Lately they've been giving the space a makeover, giving it a "softer" look than the heavy wood tables and iron chandeliers.
"We're painting, adding more chairs, finishing out the stage, and adding more TVs," David says. "I like to say we're a work in progress all the time. In the restaurant business, you have to constantly be your own worst critic."
Stanley Bar-B-Que, 2110 Madison, 347-3060. stanleybbq.net, Facebook, UberEATS, Bite Squad. Hours Sun.-Thurs., 11-1 a.m., Fri. and Sat., 11-2 a.m.
After a short-term dance with high-end dining, restaurateurs Dana Chen and Shon Lin decided to refocus their efforts on what they know.
The couple opened Izakaya on New Year's Day to much fanfare. Memphians clamored to get a look at the historic Nineteenth Century Club, which the couple restored for a $4 million price tag, but changeovers and other difficulties led them to shut the doors just four and a half months later.
They own three other restaurants, including two Red Fish Sushi Asian Bistros in Olive Branch and Lakeland and Kublai Khan in Southaven, and felt that a Memphis-based Red Fish would be a good fit.
On July 1st, the well-appointed mansion on Union reopened its doors as Red Fish, recently complete with a new sign and sculpture designed by local artist Yvonne Bobo.
"We felt like a lot more people in the area can experience the Nineteenth Century Club," Chen says. "We have a new price point that everybody can afford."

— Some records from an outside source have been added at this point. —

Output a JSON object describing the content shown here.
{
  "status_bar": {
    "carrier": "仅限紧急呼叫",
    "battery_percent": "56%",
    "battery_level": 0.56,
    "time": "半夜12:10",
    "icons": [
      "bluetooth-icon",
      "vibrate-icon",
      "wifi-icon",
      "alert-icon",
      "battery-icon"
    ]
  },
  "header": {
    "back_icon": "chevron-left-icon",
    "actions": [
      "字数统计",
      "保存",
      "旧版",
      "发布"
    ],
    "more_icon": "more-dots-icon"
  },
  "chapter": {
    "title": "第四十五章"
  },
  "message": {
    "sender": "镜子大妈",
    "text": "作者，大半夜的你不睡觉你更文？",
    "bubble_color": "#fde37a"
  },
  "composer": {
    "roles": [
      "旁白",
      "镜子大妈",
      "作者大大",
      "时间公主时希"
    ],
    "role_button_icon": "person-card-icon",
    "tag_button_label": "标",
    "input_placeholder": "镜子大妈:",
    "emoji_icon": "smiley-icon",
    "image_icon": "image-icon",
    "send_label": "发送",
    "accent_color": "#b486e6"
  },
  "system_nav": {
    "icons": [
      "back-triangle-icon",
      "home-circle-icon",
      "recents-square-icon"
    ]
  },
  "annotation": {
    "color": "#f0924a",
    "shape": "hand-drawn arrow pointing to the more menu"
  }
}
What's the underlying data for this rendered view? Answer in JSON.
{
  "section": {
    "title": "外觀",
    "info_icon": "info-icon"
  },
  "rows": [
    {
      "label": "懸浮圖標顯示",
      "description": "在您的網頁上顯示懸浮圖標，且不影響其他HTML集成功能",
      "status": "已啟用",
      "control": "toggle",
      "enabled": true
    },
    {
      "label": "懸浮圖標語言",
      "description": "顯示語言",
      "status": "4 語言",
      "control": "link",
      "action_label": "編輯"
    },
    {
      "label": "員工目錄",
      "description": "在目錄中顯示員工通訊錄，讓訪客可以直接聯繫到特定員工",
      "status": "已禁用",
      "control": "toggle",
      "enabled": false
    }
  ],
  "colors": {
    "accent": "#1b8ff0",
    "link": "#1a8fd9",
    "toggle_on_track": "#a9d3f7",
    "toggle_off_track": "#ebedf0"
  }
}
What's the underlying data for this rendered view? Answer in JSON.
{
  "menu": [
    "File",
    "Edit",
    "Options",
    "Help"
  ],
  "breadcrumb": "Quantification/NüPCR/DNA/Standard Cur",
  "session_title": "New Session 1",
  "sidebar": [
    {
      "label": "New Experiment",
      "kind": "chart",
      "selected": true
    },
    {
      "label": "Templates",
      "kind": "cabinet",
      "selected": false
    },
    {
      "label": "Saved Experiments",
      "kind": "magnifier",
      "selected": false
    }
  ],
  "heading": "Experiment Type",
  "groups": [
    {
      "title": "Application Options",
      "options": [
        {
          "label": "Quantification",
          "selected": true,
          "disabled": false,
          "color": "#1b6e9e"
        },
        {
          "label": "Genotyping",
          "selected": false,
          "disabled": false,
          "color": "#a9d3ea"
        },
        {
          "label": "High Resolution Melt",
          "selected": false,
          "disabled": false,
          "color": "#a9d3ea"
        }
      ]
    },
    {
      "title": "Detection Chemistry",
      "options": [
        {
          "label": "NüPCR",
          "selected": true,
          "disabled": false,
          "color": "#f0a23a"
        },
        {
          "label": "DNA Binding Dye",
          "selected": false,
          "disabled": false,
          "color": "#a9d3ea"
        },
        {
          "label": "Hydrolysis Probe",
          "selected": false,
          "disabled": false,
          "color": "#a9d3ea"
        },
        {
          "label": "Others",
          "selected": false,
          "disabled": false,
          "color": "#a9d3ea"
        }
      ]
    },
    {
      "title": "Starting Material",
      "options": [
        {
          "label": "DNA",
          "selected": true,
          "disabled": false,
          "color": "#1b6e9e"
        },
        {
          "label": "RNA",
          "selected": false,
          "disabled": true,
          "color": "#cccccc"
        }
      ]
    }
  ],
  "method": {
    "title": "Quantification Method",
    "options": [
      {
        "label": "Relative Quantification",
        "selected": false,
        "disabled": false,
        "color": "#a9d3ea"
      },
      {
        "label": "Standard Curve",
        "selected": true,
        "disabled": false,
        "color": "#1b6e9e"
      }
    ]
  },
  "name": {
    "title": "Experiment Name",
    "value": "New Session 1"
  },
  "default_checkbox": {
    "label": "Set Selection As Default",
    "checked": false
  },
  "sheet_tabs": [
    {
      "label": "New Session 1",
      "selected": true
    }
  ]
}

- Bianca Phillips
- Cashew Tofu from Red Fish
They offer a wide range of sushi options, hibachi dishes, bento boxes, stir fry, and a section of the menu dedicated to "Deep Fried Chicken" options.
Chen says sushi and chicken are their top sellers.
"We have the best sushi in town," she says. "That's what all of our customers tell us."
- Justin Fox Burks
Other top sellers include General Tso's Chicken and Golden Sesame Chicken ($9.95 lunch/$12.95 dinner). Things expand quite a bit for dinner, with an appetizer menu that offers crab puffs and beef tataki and chef specialities like Chilean sea bass, served with roasted corn, jumbo lump crabmeat, onion, garlic, asparagus, and seafood sauce ($34.95) and yuzu filet mignon, served with julienned vegetables and Yuzu wasabi sauce ($31.95).
These days Shon is running the kitchen, and they're waiting for the right time to open the upstairs again.
"It's a beautiful building, and everybody can come in and experience it while eating some really excellent food," Chen says.
Red Fish Sushi Asian Bistro, 1433 Union, 454-3926. redfishbistro.com, Facebook. Hours Sun.-Thurs., 11 a.m. to 9:30 p.m., Fri.-Sat., 11 a.m. to 10:30 p.m.